New head appointed for Airspace Change Organising Group
Modernisation of the airspace over Stansted Airport and the rest of the UK is to be led by a former RAF air commodore.
Mark Swan has been appointed head of the newly created Airspace Change Organising Group (ACOG), set up by the Government.
He is currently group director of safety and airspace regulation and a board member at the Civil Aviation Authority, which oversees and regulates all aspects of civil aviation in the UK.
A former air commodore in the Royal Air Force from 1979 to 2009, he has served as a fellow at the Institute of Directors and the Royal Aeronautical Society and a member of the Honourable Company of Air Pilots.
ACOG, commissioned by the Department for Transport (DfT) and the Civil Aviation Authority as co-sponsors of airspace modernisation, will operate as an independent body within NATS (formerly National Air Traffic Services), the UK's main air navigation service provider.
Mr Swan and his team, drawn from across the industry, will be responsible for co-ordinating and managing at least 15 airspace change projects across 14 airports, including Stansted, over the coming years.
They will report into a steering group with representatives drawn from airlines, airports, NATS and the Infrastructure and Projects Authority.
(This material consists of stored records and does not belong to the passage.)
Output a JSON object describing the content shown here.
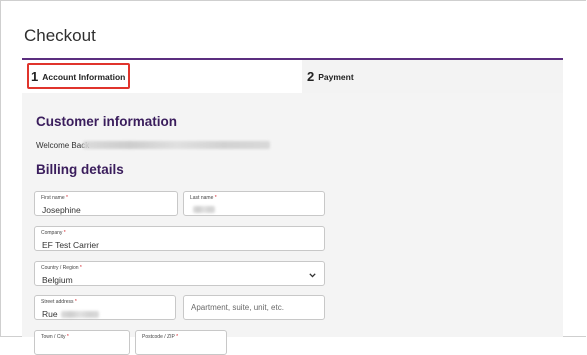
{
  "page": {
    "title": "Checkout"
  },
  "tabs": [
    {
      "number": "1",
      "label": "Account Information"
    },
    {
      "number": "2",
      "label": "Payment"
    }
  ],
  "customer": {
    "heading": "Customer information",
    "welcome": "Welcome Back"
  },
  "billing": {
    "heading": "Billing details",
    "first_name": {
      "label": "First name",
      "required": "*",
      "value": "Josephine"
    },
    "last_name": {
      "label": "Last name",
      "required": "*"
    },
    "company": {
      "label": "Company",
      "required": "*",
      "value": "EF Test Carrier"
    },
    "country": {
      "label": "Country / Region",
      "required": "*",
      "value": "Belgium"
    },
    "street": {
      "label": "Street address",
      "required": "*",
      "value": "Rue"
    },
    "apartment": {
      "placeholder": "Apartment, suite, unit, etc."
    },
    "city": {
      "label": "Town / City",
      "required": "*"
    },
    "postcode": {
      "label": "Postcode / ZIP",
      "required": "*"
    }
  },
  "colors": {
    "accent": "#5b2e7f",
    "heading": "#3a1d5c",
    "highlight": "#e0342c",
    "required": "#d2232a"
  }
}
In developing its programme, ACOG will engage with a wide range of stakeholders, including representatives of communities and other airspace users.
Combined with the development of new technology, the programme will:
help to reduce aviation’s carbon emissions, contributing to ambitions such as the global industry goal to reduce net emissions by 50% by 2050;
reduce the need for stacking, where aircraft join a circular queue to land at busy airports, helping to reduce carbon emissions and noise impact;
create opportunities for airports to manage how noise impacts on local communities, including the introduction of ‘planned breaks’ for noise respite;
increase the resilience of the air traffic network so we can all be more confident that holidays and travelling for work will not be affected by unnecessary delays; and
increase airport capacity, providing more choice and better value for passengers.
New technology may also provide opportunities to reduce the amount of controlled airspace used by airports for commercial flights, allowing greater access for general aviation users.
The programme is expected to cost £150m and will be industry-funded.